Bridge End Garden was created around 1840 by Francis Gibson, a local Quaker businessman who also built the Fry Art Gallery. Francis’ daughter Elizabeth married Lewis Fry of Bristol and in 1918 the Fry family leased the Garden to the local council. It has been open to the public ever since.
Bridge End Garden is a popular spot for visitors and is the perfect place for a summer picnic or to provide a quiet escape from modern life. Theatre, music and the Maze Festival are regular features within the garden.
Since 2010, the Garden has been managed by Saffron Walden Town Council, with support from the Friends of Bridge End Gardens, a charity formed to support the restoration, management and future development of the Garden.
Francis Gibson designed the Garden as a series of interlocking ‘rooms’, each with its own unique character.

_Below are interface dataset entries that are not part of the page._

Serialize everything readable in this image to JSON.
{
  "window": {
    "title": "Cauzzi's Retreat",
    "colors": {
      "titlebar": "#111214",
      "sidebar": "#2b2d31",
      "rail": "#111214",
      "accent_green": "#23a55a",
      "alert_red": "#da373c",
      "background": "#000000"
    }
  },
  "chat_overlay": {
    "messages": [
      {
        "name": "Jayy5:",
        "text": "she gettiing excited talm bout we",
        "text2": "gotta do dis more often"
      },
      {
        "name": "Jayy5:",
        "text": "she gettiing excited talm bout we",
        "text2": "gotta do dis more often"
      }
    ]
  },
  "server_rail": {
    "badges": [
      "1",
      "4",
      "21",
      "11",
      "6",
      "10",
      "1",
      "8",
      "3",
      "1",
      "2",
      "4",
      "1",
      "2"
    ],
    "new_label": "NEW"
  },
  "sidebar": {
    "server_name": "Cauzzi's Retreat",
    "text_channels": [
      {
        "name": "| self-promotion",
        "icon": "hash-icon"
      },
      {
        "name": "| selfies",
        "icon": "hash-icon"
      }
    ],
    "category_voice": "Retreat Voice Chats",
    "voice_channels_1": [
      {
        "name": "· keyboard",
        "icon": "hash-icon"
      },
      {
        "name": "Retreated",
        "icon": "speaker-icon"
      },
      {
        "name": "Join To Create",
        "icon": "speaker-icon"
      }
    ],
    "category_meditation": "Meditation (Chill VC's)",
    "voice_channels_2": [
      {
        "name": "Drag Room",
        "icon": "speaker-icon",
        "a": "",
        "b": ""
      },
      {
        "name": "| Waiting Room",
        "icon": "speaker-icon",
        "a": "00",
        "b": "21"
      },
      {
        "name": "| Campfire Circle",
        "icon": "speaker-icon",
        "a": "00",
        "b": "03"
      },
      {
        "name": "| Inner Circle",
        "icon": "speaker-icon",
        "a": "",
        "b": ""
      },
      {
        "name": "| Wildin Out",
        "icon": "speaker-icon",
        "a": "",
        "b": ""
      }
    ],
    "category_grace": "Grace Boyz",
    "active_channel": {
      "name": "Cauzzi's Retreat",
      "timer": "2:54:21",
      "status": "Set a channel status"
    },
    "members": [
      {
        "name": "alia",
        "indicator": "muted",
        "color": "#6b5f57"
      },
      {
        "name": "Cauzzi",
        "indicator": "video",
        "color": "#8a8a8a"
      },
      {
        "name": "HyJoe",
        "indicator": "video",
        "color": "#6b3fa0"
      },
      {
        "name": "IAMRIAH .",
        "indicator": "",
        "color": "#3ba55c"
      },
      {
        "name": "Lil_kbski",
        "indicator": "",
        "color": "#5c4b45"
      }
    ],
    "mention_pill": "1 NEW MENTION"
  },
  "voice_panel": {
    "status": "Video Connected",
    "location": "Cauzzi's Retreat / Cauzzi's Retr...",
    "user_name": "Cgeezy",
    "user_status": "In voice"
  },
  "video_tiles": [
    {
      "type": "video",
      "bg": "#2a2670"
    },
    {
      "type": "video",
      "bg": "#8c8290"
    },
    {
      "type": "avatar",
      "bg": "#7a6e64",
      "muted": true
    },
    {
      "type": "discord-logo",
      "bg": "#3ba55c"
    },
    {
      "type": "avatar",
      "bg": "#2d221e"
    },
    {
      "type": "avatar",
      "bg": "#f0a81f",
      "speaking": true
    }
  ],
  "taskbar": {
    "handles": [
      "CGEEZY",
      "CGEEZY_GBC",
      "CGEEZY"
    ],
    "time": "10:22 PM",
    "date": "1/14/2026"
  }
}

Geometric swirls of box and closely clipped yew form a sunken parterre in the Dutch Garden, best seen from the viewing platform or the long walks. It was replanted to the design sketched by Gertrude Jekyll when she visited in 1912. The long border, fronted by standard wisteria trees, is a vibrant backdrop in summer.
The Wilderness is a shady grove, designed for wandering and reflection, with trained laburnums down the centre.

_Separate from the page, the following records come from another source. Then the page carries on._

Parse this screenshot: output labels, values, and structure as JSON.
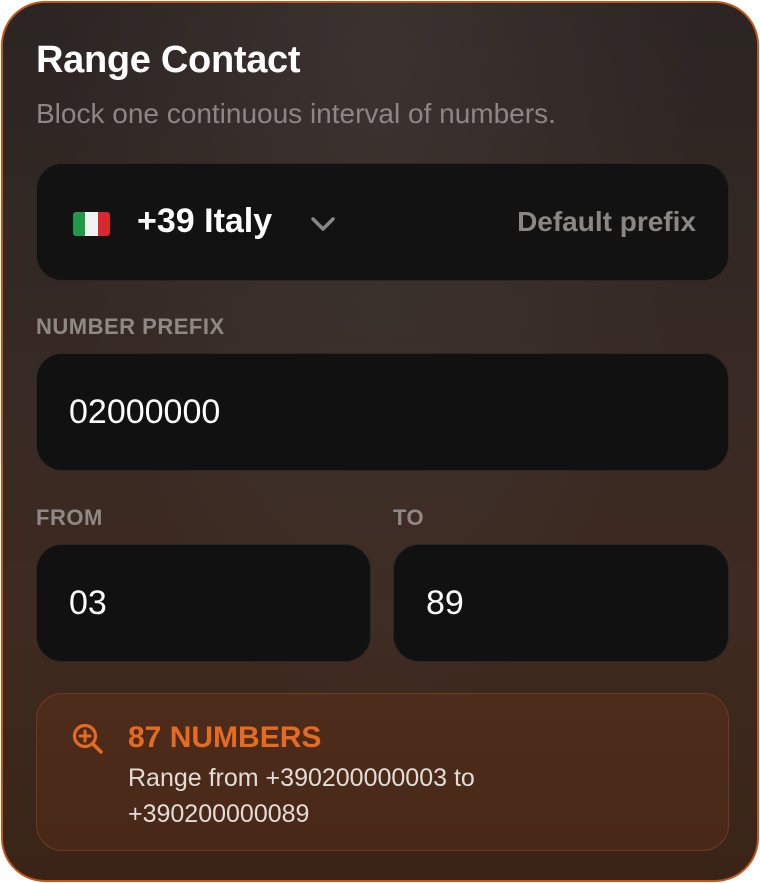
{
  "header": {
    "title": "Range Contact",
    "subtitle": "Block one continuous interval of numbers."
  },
  "country": {
    "flag": "italy-flag",
    "label": "+39 Italy",
    "default_label": "Default prefix"
  },
  "prefix": {
    "label": "NUMBER PREFIX",
    "value": "02000000"
  },
  "range": {
    "from_label": "FROM",
    "from_value": "03",
    "to_label": "TO",
    "to_value": "89"
  },
  "summary": {
    "icon": "zoom-in-icon",
    "count": "87 NUMBERS",
    "text": "Range from +390200000003 to +390200000089"
  },
  "colors": {
    "accent": "#e56a22",
    "border": "#c2561c",
    "field_bg": "#131213"
  }
}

An octagonal summerhouse nestles beneath an old cedar on the Summerhouse Lawn which is surrounded by leafy beds of mature shrubs and trees.

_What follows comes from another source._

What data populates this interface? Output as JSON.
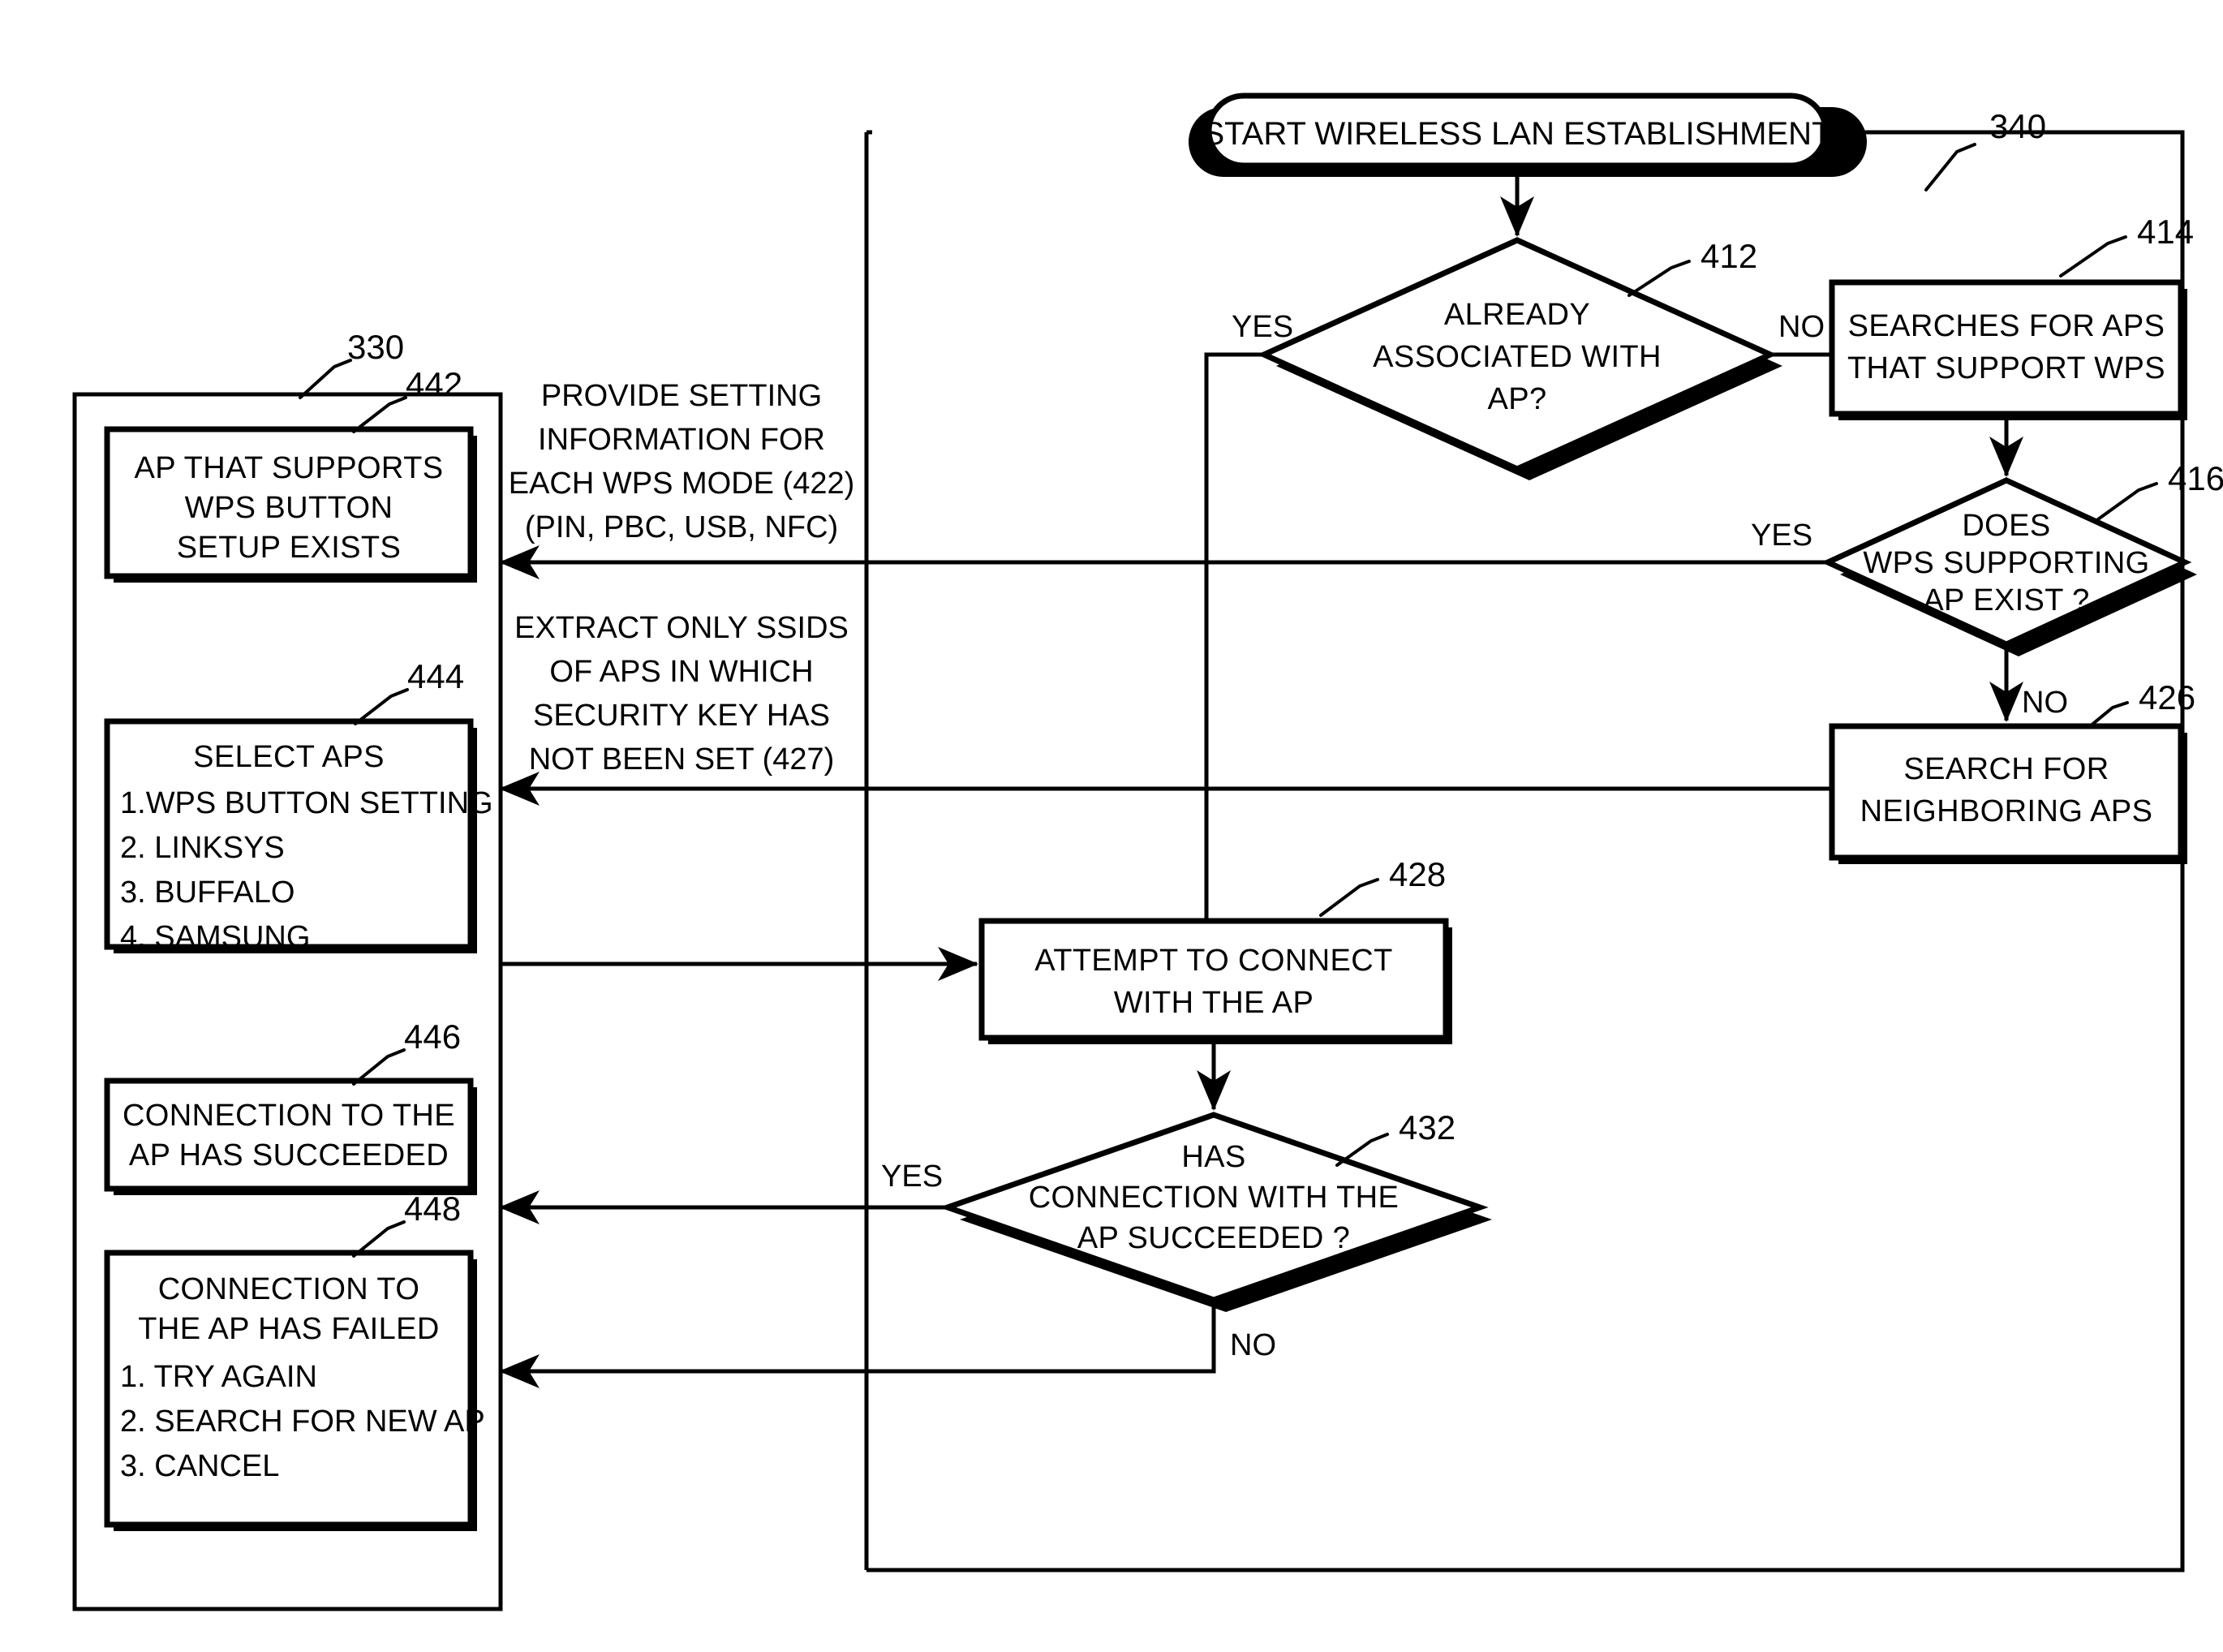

The formal Rose Garden is planted with Victorian varieties and is the oldest part of the Garden.
The Walled Garden houses two reconstructed glasshouses and contains Victorian varieties of espalier and cordon-trained fruit trees, together with colourful herbaceous borders. The Visitor Centre and toilets were opened in 2015 and are located within the Walled Garden.
The Hedge Maze was replanted in 1984 with over a thousand young yews. In its centre is a
viewing platform. The Maze is surrounded by native and ornamental trees.
Who knew that Saffron Walden contained such a treasure at its heart? The garden is well worth a visit!